The Tragically Hip announced on their website on May 24, 2016, that Downie had been diagnosed with a terminal brain tumour. Doctors at Toronto's Sunnybrook Health Sciences Centre confirmed the same day that it was a glioblastoma, which had responded favourably to radiation and chemotherapy treatment but was not curable.

Downie toured with the band in summer 2016 to support Man Machine Poem, the band's 14th studio album. The tour's final concert was held at the Rogers K-Rock Centre in Kingston, Ontario, on August 20 and was broadcast and streamed live by the Canadian Broadcasting Corporation on television, radio and internet. It was viewed by an estimated 11.7 million people.

In September 2016, Downie announced he would release a new solo album, Secret Path in October. The album was accompanied by a graphic novel on which he collaborated with Jeff Lemire. He also performed a few live shows to support the album, with supporting musicians Kevin Drew, Charles Spearin, Dave Hamelin, Kevin Hearn and Josh Finlayson.

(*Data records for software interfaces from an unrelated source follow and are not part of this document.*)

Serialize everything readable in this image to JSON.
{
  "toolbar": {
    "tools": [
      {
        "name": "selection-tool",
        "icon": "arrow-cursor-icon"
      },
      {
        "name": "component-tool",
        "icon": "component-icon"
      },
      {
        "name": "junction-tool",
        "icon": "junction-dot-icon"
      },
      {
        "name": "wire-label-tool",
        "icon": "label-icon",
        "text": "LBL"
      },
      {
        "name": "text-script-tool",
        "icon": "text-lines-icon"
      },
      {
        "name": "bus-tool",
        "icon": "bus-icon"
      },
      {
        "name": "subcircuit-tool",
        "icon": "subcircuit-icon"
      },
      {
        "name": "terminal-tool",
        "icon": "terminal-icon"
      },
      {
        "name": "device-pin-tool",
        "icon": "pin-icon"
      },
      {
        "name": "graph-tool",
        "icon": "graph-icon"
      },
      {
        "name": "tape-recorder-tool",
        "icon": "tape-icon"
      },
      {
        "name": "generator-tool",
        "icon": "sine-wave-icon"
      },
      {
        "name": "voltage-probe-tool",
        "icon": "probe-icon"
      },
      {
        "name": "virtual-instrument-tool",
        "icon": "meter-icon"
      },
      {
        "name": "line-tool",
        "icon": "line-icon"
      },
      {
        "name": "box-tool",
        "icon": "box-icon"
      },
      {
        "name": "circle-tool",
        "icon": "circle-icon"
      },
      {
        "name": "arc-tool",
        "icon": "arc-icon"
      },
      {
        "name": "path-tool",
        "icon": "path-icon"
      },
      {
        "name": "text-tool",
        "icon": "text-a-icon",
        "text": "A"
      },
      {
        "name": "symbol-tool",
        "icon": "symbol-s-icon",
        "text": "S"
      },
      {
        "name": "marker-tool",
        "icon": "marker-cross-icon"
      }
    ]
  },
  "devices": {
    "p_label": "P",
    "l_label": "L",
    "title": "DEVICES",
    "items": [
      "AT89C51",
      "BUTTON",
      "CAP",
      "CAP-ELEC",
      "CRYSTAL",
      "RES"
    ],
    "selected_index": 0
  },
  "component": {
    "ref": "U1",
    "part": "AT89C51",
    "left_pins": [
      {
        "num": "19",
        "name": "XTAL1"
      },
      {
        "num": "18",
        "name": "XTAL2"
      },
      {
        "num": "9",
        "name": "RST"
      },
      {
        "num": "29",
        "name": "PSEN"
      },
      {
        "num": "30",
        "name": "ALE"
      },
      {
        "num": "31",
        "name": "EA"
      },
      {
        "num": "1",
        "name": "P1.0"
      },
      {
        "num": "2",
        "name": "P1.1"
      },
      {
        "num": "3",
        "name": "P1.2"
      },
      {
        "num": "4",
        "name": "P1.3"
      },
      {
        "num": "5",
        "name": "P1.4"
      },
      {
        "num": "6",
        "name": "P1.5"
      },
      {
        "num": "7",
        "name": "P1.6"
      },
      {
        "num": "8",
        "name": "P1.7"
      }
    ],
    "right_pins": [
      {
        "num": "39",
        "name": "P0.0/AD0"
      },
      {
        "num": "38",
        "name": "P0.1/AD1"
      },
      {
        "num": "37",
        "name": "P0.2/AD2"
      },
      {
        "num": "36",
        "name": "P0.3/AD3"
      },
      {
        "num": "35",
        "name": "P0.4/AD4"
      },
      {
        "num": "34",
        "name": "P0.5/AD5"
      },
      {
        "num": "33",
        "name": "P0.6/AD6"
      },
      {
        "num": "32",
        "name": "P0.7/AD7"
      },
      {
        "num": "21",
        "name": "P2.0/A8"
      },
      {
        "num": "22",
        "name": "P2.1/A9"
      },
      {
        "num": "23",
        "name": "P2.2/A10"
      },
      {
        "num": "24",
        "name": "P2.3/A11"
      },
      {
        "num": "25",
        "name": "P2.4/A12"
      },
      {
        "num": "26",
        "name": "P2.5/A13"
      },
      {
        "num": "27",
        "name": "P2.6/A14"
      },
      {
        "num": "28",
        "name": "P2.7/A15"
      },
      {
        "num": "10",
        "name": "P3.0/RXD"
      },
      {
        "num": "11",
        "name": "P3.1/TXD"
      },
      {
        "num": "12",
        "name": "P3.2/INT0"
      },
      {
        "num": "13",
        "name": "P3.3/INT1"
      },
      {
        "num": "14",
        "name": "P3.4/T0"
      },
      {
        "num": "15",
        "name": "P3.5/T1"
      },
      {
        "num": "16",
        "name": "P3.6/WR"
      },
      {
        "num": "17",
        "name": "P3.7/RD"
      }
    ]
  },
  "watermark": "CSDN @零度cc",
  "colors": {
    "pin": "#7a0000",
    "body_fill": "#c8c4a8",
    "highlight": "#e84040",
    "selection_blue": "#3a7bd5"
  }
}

On October 13, 2016, Downie and his brother Mike, along with the Wenjack family, announced the founding of The Gord Downie and Chanie Wenjack Fund to support reconciliation between Indigenous and non-Indigenous peoples. The fund is a part of Downie's legacy and commitment to Canada's First Peoples. Chanie Wenjack was a young aboriginal boy who died trying to escape a residential school, who became the centre of Downie's Secret Path project. The Gord Downie and Chanie Wenjack Fund operates out of the Tides Canada Foundation.

At the Assembly of First Nations in Gatineau, Quebec, on December 6, 2016, National Chief Perry Bellegarde honoured Downie with an eagle feather, a symbol of the creator above, for his support of the indigenous peoples of Canada. Bellegarde also bestowed on Downie an honorary aboriginal name, Wicapi Omani, which is Lakota for "man who walks among the stars".

On December 22, 2016, Downie was selected as The Canadian Press' Canadian Newsmaker of the Year and was the first entertainer selected for the title. On February 2, 2017, Downie joined Blue Rodeo onstage at Massey Hall for a performance of Blue Rodeo's song "Lost Together". A Film Studies graduate of Queen's University (BA'86) Downie and his bandmates were awarded LLD's in the university spring convocation in 2016. It was his absence at this ceremony that precipitated the public release of his illness.

Downie, along with his Tragically Hip bandmates, was appointed a Member of the Order of Canada on June 19, 2017, for "their contribution to Canadian music and for their support of various social and environmental causes".

Downie took to Parliament Hill on July 2, 2017, to speak out for Canada's young indigenous people, likening it to the same kind of pain young people suffered in the now defunct residential schools.

In September 2017, Downie announced what would be his final solo double-album titled Introduce Yerself; it was released on October 27, 2017.

Downie died of glioblastoma on October 17, 2017, at the age of 53 in Toronto. The surviving members of The Tragically Hip made the news of his death public the next morning, by sharing an official statement from his family on their website:

Last night Gord quietly passed away with his beloved children and family close by. Gord knew this day was coming – his response was to spend this precious time as he always had – making music, making memories and expressing deep gratitude to his family and friends for a life well lived, often sealing it with a kiss… on the lips.

— The Downie Family, excerpt from a statement on the Tragically Hip website

On Its Head Block (12:31)

When Morning Comes – Black Heart Machine (On Its Head/2017)

Decades – Black Heart Machine (On Its Head/2017)

Fantasy Town – Black Heart Machine (On Its Head/2017)